MyRISE is the main story mode of the game. There are two different storylines to pick from at the start. The Lock has you taking on the role of “the next big thing” and trying to deal with the expectations that being put into the role of the future of the company put upon you. The Legacy has you starting out as the relative of a WWE Hall of Famer. You can try to forge your own path, or leverage your family ties to get ahead. Both of these stories have branching paths that change key events. The game gives you 10 save slots so you can try playing through and making different choices. I’m being deliberately vague on the story details, though, because if you’re a fan of the backstage drama, you’ll want to just experience all of this for yourself. It’s sufficient to say that these modes are fairly meaty, and involve both in-ring and backstage interactions. This year, you can play MyRISE with a created character, which is a much-requested feature.

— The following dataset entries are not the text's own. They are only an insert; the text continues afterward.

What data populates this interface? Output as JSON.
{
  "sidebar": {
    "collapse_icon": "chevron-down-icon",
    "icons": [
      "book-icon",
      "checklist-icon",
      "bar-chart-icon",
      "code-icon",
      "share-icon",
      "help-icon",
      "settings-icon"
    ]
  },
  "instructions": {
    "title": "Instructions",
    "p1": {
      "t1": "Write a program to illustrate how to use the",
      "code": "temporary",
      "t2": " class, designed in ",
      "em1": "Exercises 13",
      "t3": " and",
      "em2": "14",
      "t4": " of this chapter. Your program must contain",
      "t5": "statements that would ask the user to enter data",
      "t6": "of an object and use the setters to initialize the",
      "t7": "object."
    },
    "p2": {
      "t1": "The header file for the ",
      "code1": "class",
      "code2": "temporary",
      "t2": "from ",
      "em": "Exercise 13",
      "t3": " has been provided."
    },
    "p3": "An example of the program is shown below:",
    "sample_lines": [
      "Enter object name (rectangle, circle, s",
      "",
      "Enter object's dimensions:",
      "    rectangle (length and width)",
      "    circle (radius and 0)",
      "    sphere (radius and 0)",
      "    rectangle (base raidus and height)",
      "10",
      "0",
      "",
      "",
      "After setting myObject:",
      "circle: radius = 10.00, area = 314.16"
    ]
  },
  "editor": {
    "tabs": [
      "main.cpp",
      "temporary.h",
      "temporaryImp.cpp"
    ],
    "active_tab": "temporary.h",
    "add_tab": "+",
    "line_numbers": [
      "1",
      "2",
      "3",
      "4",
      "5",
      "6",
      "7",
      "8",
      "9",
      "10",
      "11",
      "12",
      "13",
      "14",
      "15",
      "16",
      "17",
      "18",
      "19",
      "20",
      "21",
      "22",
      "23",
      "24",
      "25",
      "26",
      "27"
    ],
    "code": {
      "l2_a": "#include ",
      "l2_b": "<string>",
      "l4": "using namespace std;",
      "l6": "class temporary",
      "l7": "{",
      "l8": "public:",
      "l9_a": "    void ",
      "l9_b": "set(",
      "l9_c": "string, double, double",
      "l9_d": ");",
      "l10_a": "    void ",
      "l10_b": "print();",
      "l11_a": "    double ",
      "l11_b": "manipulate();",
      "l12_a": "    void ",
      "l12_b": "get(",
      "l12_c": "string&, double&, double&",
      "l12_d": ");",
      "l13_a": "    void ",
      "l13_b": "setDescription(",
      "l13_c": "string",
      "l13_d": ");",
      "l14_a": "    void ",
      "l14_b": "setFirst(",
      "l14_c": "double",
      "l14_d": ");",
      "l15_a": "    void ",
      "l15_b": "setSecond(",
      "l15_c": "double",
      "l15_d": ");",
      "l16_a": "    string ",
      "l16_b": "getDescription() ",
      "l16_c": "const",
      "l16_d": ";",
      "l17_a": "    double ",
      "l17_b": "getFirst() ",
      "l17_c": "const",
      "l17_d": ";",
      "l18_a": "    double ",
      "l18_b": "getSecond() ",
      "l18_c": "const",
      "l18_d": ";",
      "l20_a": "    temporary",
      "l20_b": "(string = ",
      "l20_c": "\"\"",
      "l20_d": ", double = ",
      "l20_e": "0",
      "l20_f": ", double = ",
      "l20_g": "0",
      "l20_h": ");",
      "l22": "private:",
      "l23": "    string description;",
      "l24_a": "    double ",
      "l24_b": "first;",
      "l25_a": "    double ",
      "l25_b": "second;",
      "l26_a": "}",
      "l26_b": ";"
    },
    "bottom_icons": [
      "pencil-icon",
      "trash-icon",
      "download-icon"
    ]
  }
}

I Respect You, Booker Man!
MyGM is easily the mode I’ve spent the most time in. The managerial side has always been fascinating to me, and while last year’s edition reportedly was a good first start, this year has been expanded on in substantial ways. You can choose to play as a selection of WWE stars, or you can create a custom GM to play as. Your goal is to make money, get ratings, and earn fans. Book shows, sign free agents and Legends, choose your venues and logistic budget, and try to put on the best shows you can, and then see how you did afterward. You’ll even get a shockingly accurate representation of Wrestling Twitter, although this simulated social network doesn’t use profanity or hateful slurs, which makes it a little less realistic.
The biggest issue with last year’s version of MyGM was it only ran one season. That’s been addressed this year, and you can continue past the end of the first season. The biggest issue I have with MyGM is the fact that good matches are heavily weighted to a specific set of class pairings. Making matches that stray from these pre-set pairings will result in bad matches. This is unfortunate and I really hope that for next year, more factors are taken into consideration on whether a match ends up being good. The other huge issue I have is that there is no control over the match outcome or storylines. There is a Power Card that allows you to Fix a match outcome, but this shouldn’t be a powerup, it should be part of the booking itself. The mode feels like it leans a bit too heavily into Kayfabe, and the people that really want to play this sort of mode know exactly what’s going on. MyGM should lean into that. This is only the second appearance of the mode, so there is room to improve and expand.
Run The Ropes
Playing matches in WWE 2K23 is, in short, a lot of fun. The control scheme is easy enough to get to grips with, and the game provides a nice tutorial to help get you up and running quickly. Once you do, matches feel great.
There is a distinct feeling of impact to moves, and the way the game treats wrestlers of different weights is a nice touch. For instance, a smaller wrestler like Johnny Gargano is going to have a hard time getting a giant like Omos over with a suplex. By the same token, a bigger wrestler is going to be able to throw smaller opponents around more easily. This was somewhat problematic last year, but this year seems to work much better.
One of the most fun additions to WWE 2K23 is the WarGames match. This spectacle, encompassing two wings and a massive cage, is far more fun to play than I was expecting. Multi-person matches have typically been a bit of a mess in past wrestling games, but here, with the game’s auto-targeting that actually works, and the ability to easily switch targets on the fly, it makes things much more enjoyable. It’s possible to do some pretty crazy cage spots, and if you have some friends with you on the couch, it’ll make for some good times.
One. Two. Three!
To say that I was impressed with WWE 2K23 would be a bit of an understatement. As someone coming back to the genre from a long absence, I am genuinely thrilled at what I’ve played. The presentation, including wrestler entrances, is impressive. The game has a number of modes, some of which could be their own game. But, most importantly, when you get down to it, WWE 2K23 is just brilliant fun to play. I’ve been away from wrestling games for years, and if you’re in that same boat, this year is a great time to get back in.